Sunday, July 10, 2011

Functional UI programming

I started using Scala recently to develop a movie player as a side project, with the goal of using functional constructs whenever possible. I found myself using imperative-style programming when interacting with the UI framework. This got me thinking, is there a functional state-less way to develop UIs? A bit of Googling revealed the following:

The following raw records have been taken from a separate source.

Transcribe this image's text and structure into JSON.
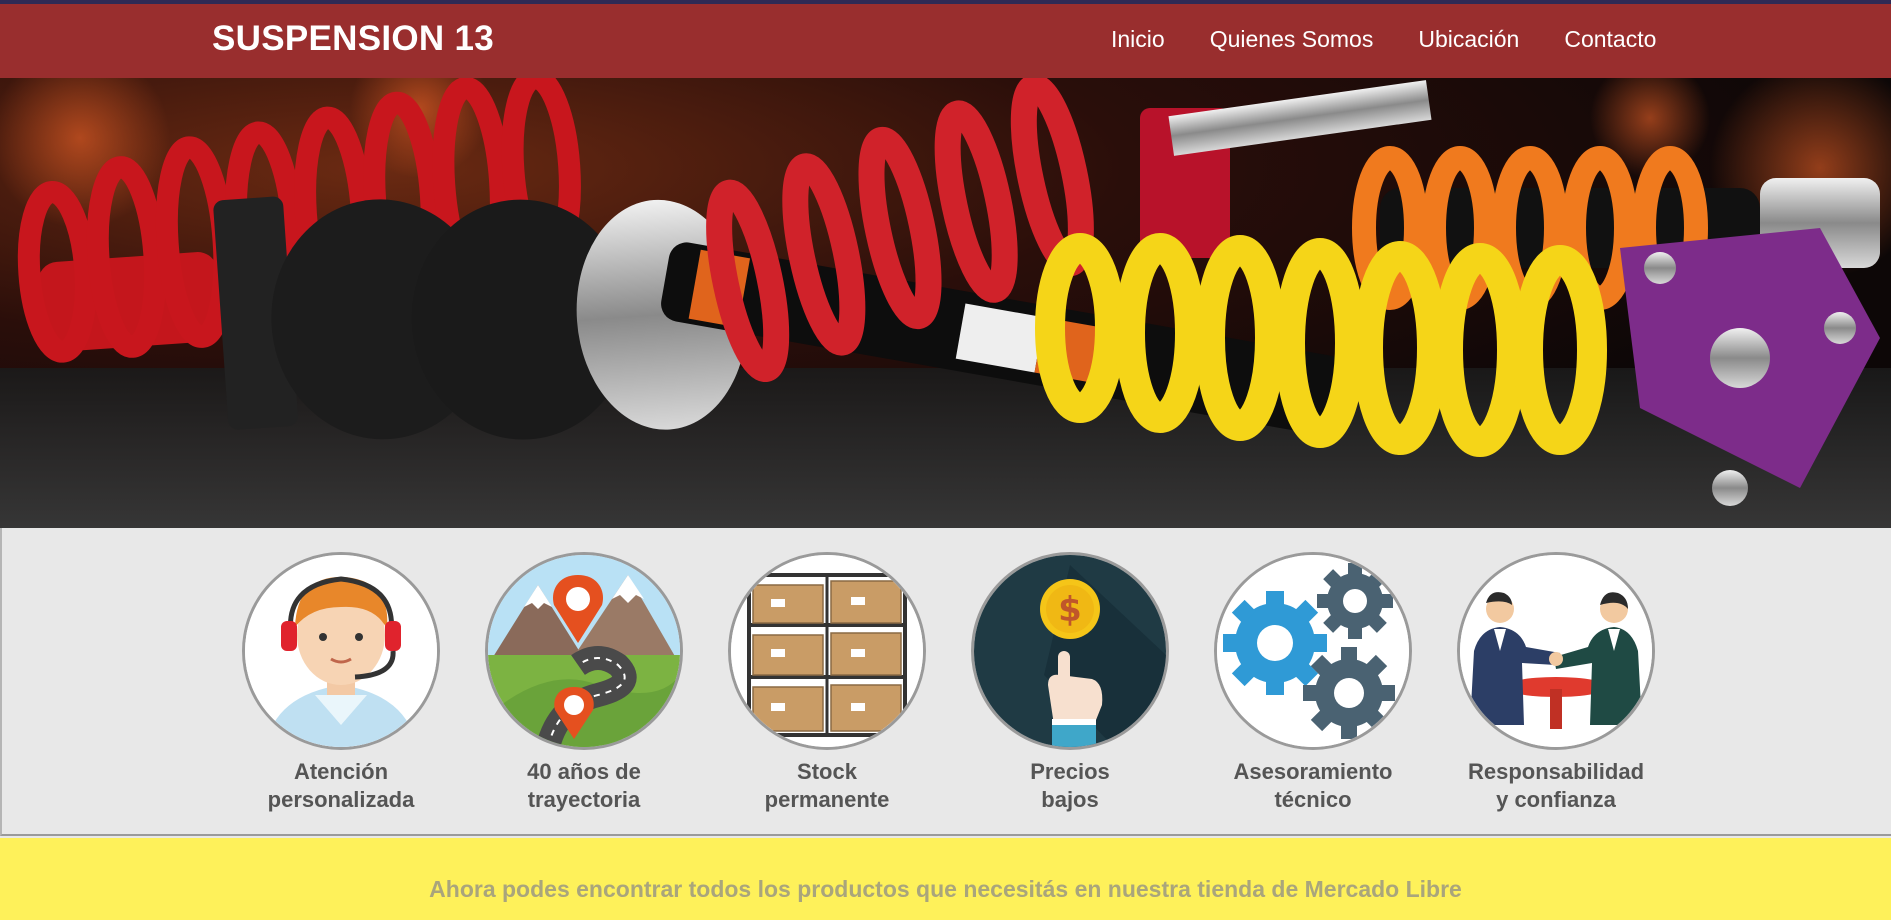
{
  "header": {
    "brand": "SUSPENSION 13",
    "nav": [
      "Inicio",
      "Quienes Somos",
      "Ubicación",
      "Contacto"
    ]
  },
  "hero": {
    "image": "suspension-coilovers-photo"
  },
  "features": [
    {
      "label": "Atención\npersonalizada",
      "icon": "support-agent-icon"
    },
    {
      "label": "40 años de\ntrayectoria",
      "icon": "road-map-pin-icon"
    },
    {
      "label": "Stock\npermanente",
      "icon": "warehouse-boxes-icon"
    },
    {
      "label": "Precios\nbajos",
      "icon": "dollar-coin-icon"
    },
    {
      "label": "Asesoramiento\ntécnico",
      "icon": "gears-icon"
    },
    {
      "label": "Responsabilidad\ny confianza",
      "icon": "handshake-icon"
    }
  ],
  "promo": {
    "text": "Ahora podes encontrar todos los productos que necesitás en nuestra tienda de Mercado Libre"
  },
  "colors": {
    "header_bg": "#992e2e",
    "promo_bg": "#fef15a",
    "features_bg": "#e8e8e8"
  }
}
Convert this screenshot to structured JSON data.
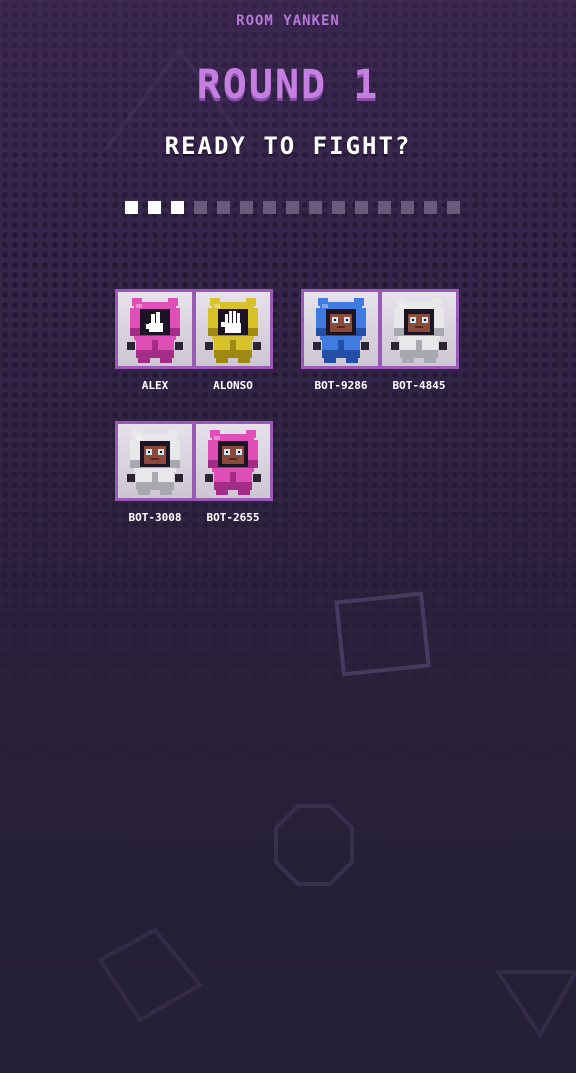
{
  "room": {
    "name": "ROOM YANKEN"
  },
  "round": {
    "title": "ROUND 1",
    "prompt": "READY TO FIGHT?"
  },
  "progress": {
    "total_segments": 15,
    "filled_segments": 3,
    "filled_color": "#ffffff",
    "empty_color": "#6a5a7c"
  },
  "teams": [
    {
      "players": [
        {
          "name": "ALEX",
          "color": "#e04fb8",
          "shade": "#a22c86",
          "face": "hand-peace-icon"
        },
        {
          "name": "ALONSO",
          "color": "#d8c22a",
          "shade": "#9e8a12",
          "face": "hand-palm-icon"
        }
      ]
    },
    {
      "players": [
        {
          "name": "BOT-9286",
          "color": "#3f7be0",
          "shade": "#244fa6",
          "face": "bot-face-icon"
        },
        {
          "name": "BOT-4845",
          "color": "#e8e8ea",
          "shade": "#a8a8b0",
          "face": "bot-face-icon"
        }
      ]
    },
    {
      "players": [
        {
          "name": "BOT-3008",
          "color": "#e8e8ea",
          "shade": "#a8a8b0",
          "face": "bot-face-icon"
        },
        {
          "name": "BOT-2655",
          "color": "#e04fb8",
          "shade": "#a22c86",
          "face": "bot-face-icon"
        }
      ]
    }
  ],
  "colors": {
    "accent": "#c57fe0",
    "frame": "#9a59b4",
    "background_top": "#3b2750",
    "background_bottom": "#232035"
  }
}
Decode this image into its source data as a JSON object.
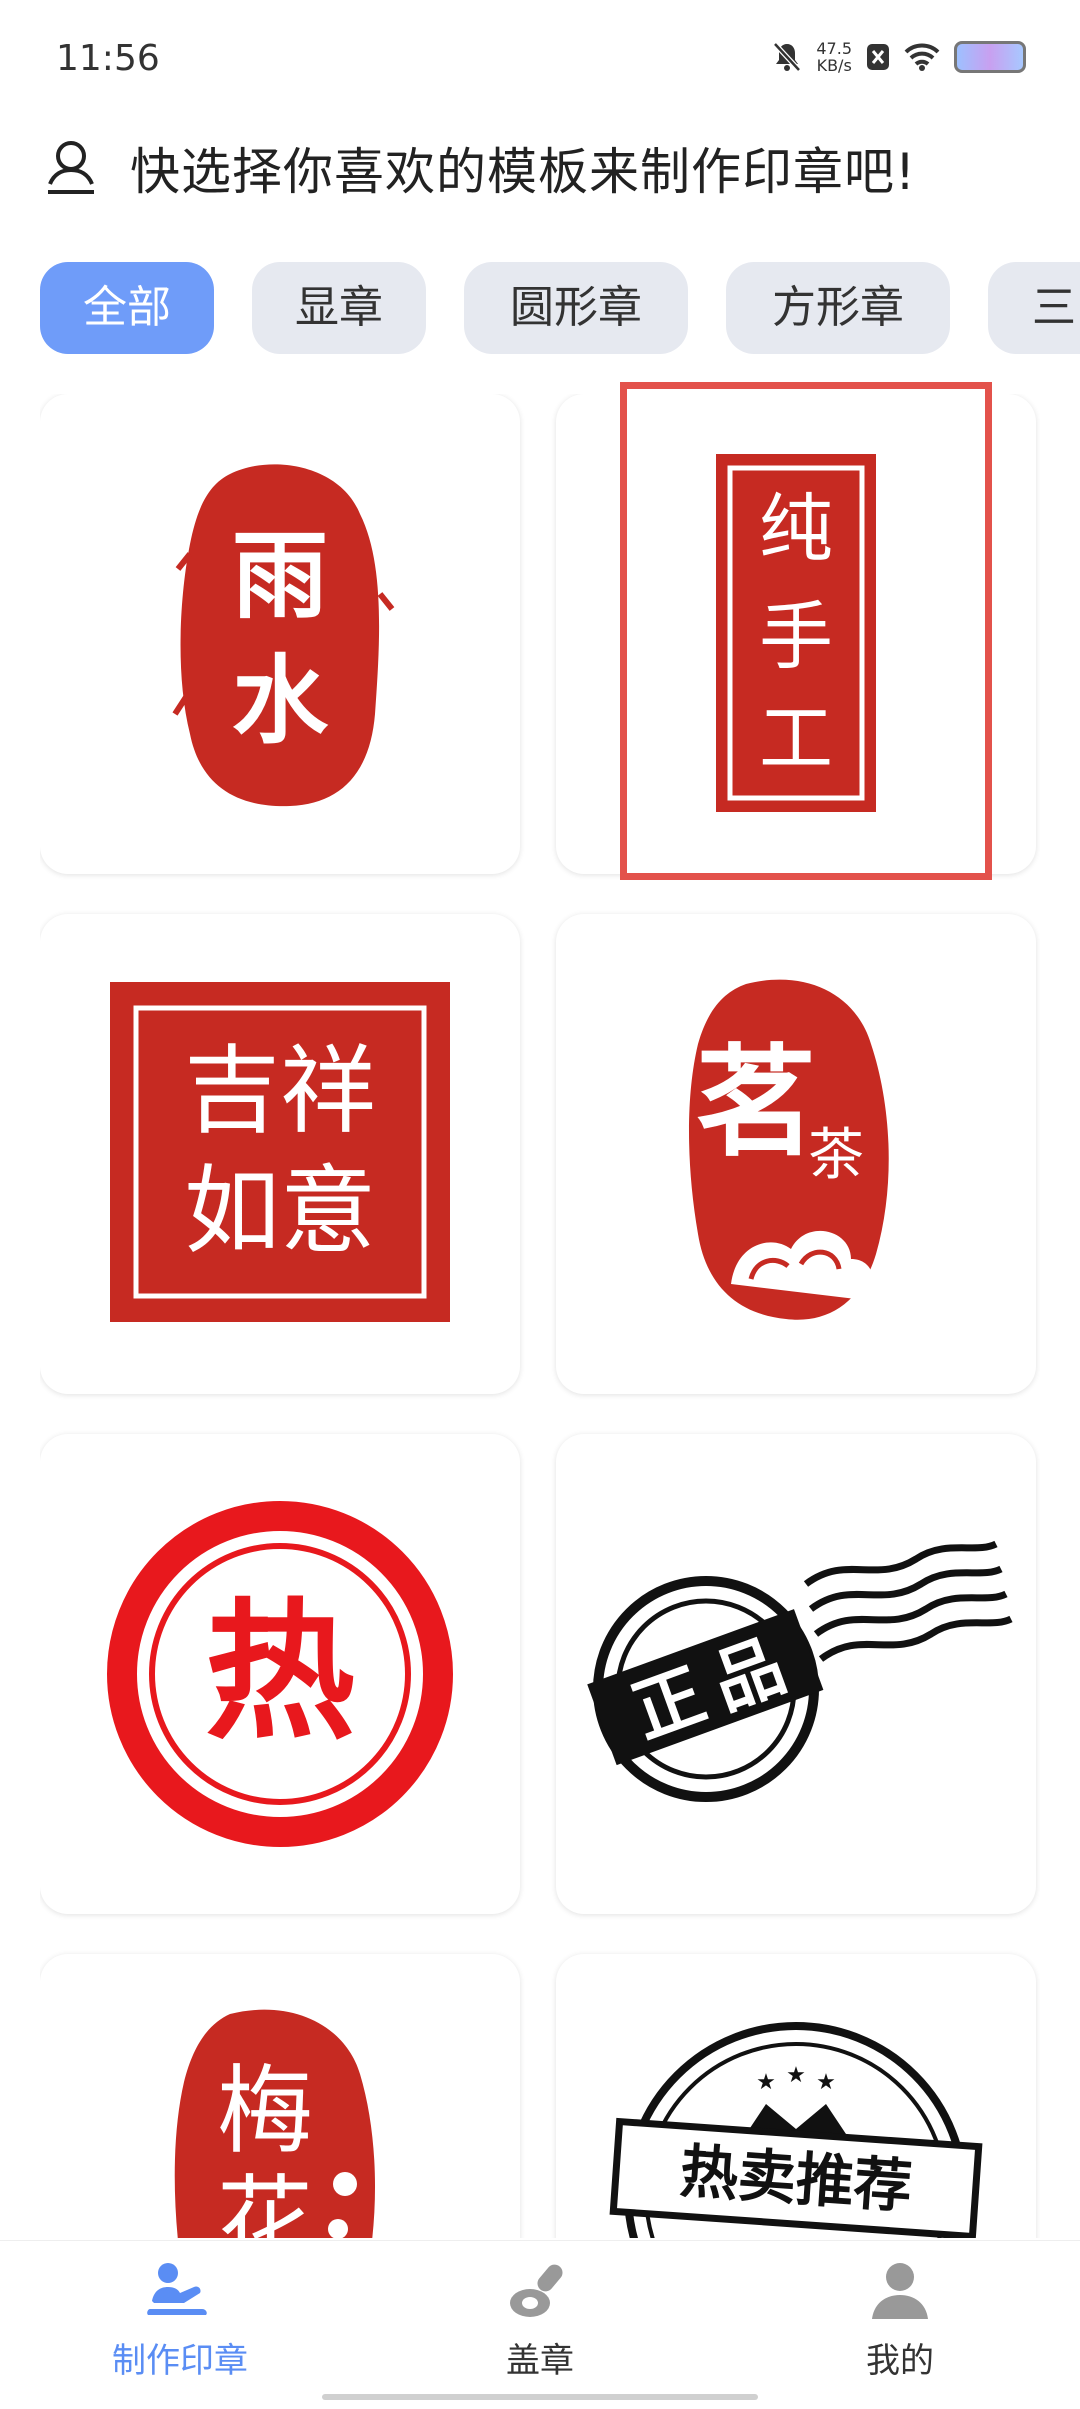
{
  "status": {
    "time": "11:56",
    "speed_value": "47.5",
    "speed_unit": "KB/s"
  },
  "header": {
    "title": "快选择你喜欢的模板来制作印章吧!"
  },
  "tabs": [
    {
      "label": "全部",
      "active": true
    },
    {
      "label": "显章",
      "active": false
    },
    {
      "label": "圆形章",
      "active": false
    },
    {
      "label": "方形章",
      "active": false
    },
    {
      "label": "三",
      "active": false
    }
  ],
  "templates": [
    {
      "line1": "雨",
      "line2": "水"
    },
    {
      "line1": "纯",
      "line2": "手",
      "line3": "工"
    },
    {
      "line1": "吉祥",
      "line2": "如意"
    },
    {
      "line1": "茗",
      "line2": "茶"
    },
    {
      "line1": "热"
    },
    {
      "line1": "正",
      "line2": "品"
    },
    {
      "line1": "梅",
      "line2": "花"
    },
    {
      "line1": "热卖推荐"
    }
  ],
  "nav": {
    "make": "制作印章",
    "stamp": "盖章",
    "mine": "我的"
  },
  "colors": {
    "accent": "#6f9cf9",
    "seal_red": "#c62a22",
    "highlight": "#e3524b"
  }
}
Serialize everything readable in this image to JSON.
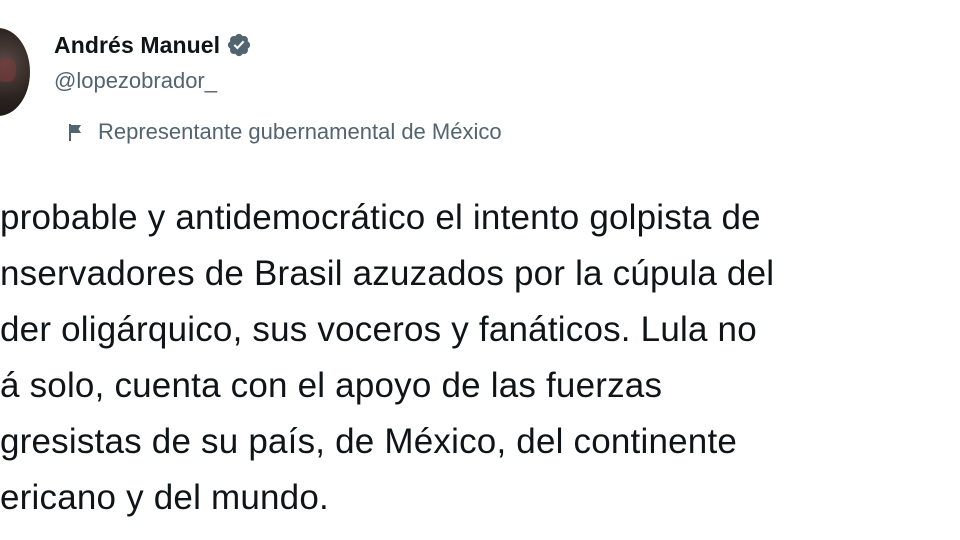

  • StackOverflow post that talks about this problem and references functional reactive programming (FRP). 
  • The Haskell people have developed UI frameworks around FRP.
  • For the rest of us non-Haskell people, there is Flapjax, an FRP model built on top of JavaScript for the web.
  • The spreadsheet is an example of a FRP model where cells are re-evaluated when dependent values change.
  • Clojure creater Rich Hickey recommends sticking with state-ful programming but keeping it to a minimal.

Thursday, January 13, 2011

Drupal Developer Modules

Imagine if Firebug disappeared all of a sudden and you have to build a website/app without it?

I came across 3 Drupal modules for development that will help you do better customization, improve performance and responsiveness of the beast, and help flatten that learning curve. These modules may even get you to start thinking about using Drupal in the web application space, as opposed to a mere brochure-ware. After spending 30 minutes with these modules, you're going to feel like you've been developing without Firebug. Drupal development may even be fun.

Devel - 61k sites report using it, which probably means that you should be using it. This is the core development module that provides the usual SQL query profiling, node debugging, etc..

DrupalForFirebug - 5k sites using it. The name is exactly what you think. Never again will you do var_dump($node). You can see SQL queries profiled. And it's all organized in Firebug into separate Drupal tab (as opposed to a Firebug console dump). There's even a Chrome extension.

Devel Themer - 2k sites using it. The Firebug Drupal extension is a sleeper compared to this. When enabled, you can hover almost any piece of content (like Firebug) and see the Drupal function call and/or theme file that emitted it. It even shows the arguments of the method and tells you what template file to create to override the function. This makes it MUCH easier to customize the output of piece of content because you no longer have to track down the 10s/100s of files and piece together what is calling what. Watch this screencast: